If you missed out on getting tickets to this show, check out photos from the evening with Bunny and Goodbye Honolulu, and see the rest of Hinds’ tour dates here.
Order your own copy of I Don’t Run on the web store here, or come grab it in the shop!
This past Thursday night, Unknown Mortal Orchestra returned to Chicago for the first time since 2016, touring in support of their latest record Sex & Food, out April 6th via Jagjaguwar Records.
The 90 minute set started off heavy with songs from Unknown Mortal Orchestra’s early catalog, easing the crowd into their new material. The night kicked off with”Ffunny Ffrends,” a track from the band’s debut, self-titled record, which was followed by “Swim and Sleep (Like a Shark)” from their second album. As the setlist weaved through the band’s diverse discography, frontman Ruban Nielson and the rest of the band maintained an incredibly tight sound throughout the entire show. While the performance remained incredibly sharp, the band also had a relaxed and infectious energy about them, often extending out their tracks with instrumental breaks that added depth to the live experience of their records.

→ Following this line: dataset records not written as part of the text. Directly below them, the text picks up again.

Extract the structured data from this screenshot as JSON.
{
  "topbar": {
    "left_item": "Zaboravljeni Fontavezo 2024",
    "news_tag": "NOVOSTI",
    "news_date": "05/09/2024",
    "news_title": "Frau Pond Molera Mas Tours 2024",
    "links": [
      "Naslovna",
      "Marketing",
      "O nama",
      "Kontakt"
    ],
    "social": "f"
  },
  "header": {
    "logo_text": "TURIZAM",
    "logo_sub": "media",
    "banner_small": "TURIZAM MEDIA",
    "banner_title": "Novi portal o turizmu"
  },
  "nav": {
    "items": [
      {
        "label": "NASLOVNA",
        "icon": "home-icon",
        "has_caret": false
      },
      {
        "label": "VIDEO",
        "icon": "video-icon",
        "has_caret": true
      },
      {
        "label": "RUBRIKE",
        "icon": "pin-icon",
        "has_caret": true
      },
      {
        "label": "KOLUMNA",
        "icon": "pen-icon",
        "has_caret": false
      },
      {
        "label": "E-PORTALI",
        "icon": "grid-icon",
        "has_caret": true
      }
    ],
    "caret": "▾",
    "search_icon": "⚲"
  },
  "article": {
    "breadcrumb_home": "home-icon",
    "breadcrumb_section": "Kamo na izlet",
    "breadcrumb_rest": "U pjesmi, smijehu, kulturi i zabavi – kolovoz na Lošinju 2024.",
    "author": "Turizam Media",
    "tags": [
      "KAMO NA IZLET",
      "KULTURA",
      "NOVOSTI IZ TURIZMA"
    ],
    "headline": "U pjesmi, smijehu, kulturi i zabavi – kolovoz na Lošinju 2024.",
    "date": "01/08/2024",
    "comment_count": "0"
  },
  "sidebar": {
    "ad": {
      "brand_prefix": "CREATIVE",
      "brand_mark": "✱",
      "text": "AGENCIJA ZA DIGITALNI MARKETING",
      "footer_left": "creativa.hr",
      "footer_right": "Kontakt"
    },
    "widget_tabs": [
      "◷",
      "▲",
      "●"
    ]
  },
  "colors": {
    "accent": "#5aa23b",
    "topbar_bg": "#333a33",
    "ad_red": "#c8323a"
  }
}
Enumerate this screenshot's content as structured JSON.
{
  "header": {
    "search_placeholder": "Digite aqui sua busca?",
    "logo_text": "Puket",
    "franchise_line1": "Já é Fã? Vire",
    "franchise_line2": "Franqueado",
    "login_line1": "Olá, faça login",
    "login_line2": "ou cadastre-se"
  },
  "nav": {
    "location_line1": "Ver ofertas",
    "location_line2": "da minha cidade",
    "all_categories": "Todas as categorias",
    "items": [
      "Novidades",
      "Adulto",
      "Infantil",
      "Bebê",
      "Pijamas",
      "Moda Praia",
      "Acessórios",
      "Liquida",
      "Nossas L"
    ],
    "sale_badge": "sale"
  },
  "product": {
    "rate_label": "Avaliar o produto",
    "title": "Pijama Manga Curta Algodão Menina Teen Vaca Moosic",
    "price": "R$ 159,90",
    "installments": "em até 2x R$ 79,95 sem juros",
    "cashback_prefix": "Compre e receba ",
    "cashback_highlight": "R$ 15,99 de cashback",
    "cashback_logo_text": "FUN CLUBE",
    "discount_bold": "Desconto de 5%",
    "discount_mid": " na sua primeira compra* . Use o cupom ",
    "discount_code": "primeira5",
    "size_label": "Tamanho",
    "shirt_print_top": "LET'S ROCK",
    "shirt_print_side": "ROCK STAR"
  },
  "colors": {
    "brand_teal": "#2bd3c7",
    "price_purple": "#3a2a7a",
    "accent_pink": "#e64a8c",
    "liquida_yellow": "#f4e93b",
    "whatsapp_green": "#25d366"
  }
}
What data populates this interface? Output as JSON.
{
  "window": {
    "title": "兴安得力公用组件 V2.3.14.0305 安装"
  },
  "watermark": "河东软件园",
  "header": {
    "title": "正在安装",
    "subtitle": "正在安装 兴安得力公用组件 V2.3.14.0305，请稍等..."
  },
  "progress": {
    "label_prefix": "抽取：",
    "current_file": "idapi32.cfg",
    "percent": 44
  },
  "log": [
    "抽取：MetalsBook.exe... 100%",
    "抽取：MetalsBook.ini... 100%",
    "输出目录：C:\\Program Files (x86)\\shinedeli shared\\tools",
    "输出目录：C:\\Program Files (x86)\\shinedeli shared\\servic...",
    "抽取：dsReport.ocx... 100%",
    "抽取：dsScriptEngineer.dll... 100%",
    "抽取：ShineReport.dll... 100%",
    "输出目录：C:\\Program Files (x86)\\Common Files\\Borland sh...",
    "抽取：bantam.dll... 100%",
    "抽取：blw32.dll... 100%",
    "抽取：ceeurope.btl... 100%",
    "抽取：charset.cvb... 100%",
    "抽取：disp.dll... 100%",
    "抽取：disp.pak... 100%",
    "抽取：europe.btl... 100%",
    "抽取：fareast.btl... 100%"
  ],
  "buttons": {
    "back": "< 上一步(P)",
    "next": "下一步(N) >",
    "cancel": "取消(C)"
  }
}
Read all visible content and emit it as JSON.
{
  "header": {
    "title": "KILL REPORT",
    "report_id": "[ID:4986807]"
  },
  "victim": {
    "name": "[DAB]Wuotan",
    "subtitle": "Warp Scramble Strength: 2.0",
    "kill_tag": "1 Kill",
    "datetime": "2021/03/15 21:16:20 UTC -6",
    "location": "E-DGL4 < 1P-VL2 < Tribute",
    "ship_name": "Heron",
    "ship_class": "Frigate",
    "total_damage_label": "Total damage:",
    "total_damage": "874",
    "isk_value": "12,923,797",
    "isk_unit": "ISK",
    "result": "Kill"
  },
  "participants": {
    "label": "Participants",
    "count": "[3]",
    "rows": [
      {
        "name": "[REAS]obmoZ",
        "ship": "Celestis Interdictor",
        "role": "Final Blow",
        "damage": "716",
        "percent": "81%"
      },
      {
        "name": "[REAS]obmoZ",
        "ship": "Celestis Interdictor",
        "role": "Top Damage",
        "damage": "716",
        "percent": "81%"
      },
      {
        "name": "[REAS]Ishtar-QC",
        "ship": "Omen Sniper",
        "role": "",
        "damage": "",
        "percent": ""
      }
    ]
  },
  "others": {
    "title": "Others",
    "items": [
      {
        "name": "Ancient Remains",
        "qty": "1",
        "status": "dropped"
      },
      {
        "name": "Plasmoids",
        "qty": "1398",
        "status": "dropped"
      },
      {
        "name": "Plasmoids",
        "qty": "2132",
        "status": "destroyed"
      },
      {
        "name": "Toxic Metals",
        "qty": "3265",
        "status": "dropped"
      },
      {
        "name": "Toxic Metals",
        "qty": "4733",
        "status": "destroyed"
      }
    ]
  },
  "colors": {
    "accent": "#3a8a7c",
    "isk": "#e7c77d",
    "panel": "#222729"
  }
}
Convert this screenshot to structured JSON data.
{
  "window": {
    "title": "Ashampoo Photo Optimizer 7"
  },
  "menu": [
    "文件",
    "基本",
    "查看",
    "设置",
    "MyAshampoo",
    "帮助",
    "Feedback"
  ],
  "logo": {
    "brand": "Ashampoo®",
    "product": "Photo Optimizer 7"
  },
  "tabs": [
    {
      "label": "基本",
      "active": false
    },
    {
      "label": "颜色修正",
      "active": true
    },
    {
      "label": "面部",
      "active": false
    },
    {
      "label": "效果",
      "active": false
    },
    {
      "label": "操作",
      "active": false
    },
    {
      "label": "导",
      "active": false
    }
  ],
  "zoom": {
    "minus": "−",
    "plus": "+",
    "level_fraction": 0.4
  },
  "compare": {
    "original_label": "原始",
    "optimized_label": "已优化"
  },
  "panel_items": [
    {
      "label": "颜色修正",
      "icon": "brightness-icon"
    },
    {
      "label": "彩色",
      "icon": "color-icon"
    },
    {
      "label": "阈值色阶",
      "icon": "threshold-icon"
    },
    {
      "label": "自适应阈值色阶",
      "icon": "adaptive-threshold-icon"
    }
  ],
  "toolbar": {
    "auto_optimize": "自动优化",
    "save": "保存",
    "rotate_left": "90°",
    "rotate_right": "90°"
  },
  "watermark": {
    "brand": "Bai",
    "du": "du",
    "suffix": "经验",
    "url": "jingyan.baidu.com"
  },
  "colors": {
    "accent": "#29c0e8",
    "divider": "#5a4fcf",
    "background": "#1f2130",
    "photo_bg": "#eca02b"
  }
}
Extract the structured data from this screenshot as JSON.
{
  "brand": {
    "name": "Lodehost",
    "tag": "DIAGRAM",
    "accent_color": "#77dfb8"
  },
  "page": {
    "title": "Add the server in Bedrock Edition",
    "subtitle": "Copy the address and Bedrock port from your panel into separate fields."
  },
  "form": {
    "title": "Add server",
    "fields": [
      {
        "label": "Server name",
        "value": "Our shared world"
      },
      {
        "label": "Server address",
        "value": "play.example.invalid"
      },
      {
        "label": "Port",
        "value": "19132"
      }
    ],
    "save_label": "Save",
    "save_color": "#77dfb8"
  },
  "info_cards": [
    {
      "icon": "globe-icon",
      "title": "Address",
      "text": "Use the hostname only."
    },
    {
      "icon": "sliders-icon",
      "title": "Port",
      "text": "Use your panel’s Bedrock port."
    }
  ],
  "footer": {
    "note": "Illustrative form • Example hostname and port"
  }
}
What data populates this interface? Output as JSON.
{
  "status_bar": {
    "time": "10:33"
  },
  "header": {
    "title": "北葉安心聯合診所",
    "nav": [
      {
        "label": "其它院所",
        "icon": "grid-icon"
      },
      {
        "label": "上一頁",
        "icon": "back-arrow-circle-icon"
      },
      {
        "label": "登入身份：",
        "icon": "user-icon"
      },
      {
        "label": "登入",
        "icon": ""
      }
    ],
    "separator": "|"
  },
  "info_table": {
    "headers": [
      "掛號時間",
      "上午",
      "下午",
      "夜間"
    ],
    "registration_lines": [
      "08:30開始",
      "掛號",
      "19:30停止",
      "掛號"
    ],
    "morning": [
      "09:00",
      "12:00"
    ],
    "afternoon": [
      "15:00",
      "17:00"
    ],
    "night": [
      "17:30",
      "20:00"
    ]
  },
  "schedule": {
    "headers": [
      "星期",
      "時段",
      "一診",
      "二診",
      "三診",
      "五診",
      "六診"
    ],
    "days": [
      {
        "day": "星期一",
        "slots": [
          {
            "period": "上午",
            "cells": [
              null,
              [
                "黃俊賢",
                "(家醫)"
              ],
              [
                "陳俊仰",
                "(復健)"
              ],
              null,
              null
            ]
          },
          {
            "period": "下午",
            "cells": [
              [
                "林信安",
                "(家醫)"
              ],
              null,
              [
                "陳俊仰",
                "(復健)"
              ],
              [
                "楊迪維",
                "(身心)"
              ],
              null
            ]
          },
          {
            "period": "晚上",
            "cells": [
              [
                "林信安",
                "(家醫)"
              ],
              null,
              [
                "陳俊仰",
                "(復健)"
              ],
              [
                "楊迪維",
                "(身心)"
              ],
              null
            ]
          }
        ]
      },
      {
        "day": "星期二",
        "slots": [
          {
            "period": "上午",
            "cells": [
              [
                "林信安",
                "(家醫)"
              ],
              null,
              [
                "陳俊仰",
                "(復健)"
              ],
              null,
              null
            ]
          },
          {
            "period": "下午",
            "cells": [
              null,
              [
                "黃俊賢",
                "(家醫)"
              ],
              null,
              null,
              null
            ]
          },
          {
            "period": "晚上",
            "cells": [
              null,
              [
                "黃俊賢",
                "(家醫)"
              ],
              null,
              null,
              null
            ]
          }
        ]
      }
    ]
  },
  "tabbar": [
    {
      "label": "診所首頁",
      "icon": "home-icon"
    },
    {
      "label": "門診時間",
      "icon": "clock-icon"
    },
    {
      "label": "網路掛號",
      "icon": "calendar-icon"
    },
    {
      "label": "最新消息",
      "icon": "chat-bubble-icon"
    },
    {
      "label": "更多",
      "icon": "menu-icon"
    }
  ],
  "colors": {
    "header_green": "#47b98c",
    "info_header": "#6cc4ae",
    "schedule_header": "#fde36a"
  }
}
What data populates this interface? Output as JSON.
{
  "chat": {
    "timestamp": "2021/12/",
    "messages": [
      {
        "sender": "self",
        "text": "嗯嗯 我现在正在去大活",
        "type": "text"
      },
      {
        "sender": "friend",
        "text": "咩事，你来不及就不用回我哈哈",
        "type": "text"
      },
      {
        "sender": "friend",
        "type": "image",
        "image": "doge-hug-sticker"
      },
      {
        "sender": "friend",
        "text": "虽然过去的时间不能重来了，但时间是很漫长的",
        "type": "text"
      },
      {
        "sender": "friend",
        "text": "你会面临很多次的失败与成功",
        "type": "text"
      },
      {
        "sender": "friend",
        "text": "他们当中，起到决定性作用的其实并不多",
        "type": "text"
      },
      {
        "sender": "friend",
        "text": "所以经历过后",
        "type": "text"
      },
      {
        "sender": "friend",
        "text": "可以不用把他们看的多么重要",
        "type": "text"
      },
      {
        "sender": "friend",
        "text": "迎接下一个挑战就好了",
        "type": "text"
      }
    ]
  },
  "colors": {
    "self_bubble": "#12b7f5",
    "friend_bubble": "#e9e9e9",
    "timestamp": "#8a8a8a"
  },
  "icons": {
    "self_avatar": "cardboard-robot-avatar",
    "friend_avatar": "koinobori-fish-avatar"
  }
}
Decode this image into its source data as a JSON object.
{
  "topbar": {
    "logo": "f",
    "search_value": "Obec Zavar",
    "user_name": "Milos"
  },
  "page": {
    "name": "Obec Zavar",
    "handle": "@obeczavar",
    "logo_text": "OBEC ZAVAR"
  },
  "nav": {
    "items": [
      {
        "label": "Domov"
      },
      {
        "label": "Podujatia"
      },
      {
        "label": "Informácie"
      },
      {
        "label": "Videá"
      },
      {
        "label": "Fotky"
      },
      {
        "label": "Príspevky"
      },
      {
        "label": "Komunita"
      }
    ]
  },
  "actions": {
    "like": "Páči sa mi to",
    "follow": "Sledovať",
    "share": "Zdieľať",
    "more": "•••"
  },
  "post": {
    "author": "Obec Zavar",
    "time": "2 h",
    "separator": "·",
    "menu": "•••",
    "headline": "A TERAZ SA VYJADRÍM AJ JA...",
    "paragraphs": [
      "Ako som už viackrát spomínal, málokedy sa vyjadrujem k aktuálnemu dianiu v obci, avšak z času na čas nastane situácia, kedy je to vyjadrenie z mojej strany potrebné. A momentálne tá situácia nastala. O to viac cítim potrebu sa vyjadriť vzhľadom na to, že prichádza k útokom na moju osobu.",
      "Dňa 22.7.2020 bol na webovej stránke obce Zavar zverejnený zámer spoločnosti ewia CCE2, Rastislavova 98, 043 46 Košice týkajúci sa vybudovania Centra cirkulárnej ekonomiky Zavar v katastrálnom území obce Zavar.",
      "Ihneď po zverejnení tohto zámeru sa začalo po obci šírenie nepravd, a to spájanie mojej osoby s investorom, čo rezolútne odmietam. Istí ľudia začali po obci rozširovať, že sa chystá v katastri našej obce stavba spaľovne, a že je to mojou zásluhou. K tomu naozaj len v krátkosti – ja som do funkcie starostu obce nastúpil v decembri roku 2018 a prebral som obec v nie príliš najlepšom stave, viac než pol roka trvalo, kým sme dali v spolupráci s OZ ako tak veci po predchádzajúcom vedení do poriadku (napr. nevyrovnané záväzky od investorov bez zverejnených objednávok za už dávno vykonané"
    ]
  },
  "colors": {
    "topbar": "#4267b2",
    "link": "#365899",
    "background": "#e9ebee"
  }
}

Early on in the evening, during “From The Sun,” Nielson actually jumped into the crowd with his guitar and played his way through the entire room, even making it up to the balcony. From that moment on, the crowd’s eyes clung to the stage, the audience eager to soak up the showmanship and musicianship that Unknown Mortal Orchestra has expertly honed in on over their years together. While the band exuded an incredible stage presence, an intricate lighting show backed them, adding another facet to their live production. Between the production quality, the setlist selection, and the chemistry of the band members, Unknown Mortal Orchestra put on the perfect show.
If you get the chance, do not miss Unknown Mortal Orchestra on this tour–see the remaining dates here.
Photos of Unknown Mortal Orchestra at The Vic, May 3rd, 2018
You can grab your copy of Sex & Food at the shop or on the web store here, and keep up with UMO on Instagram and Facebook.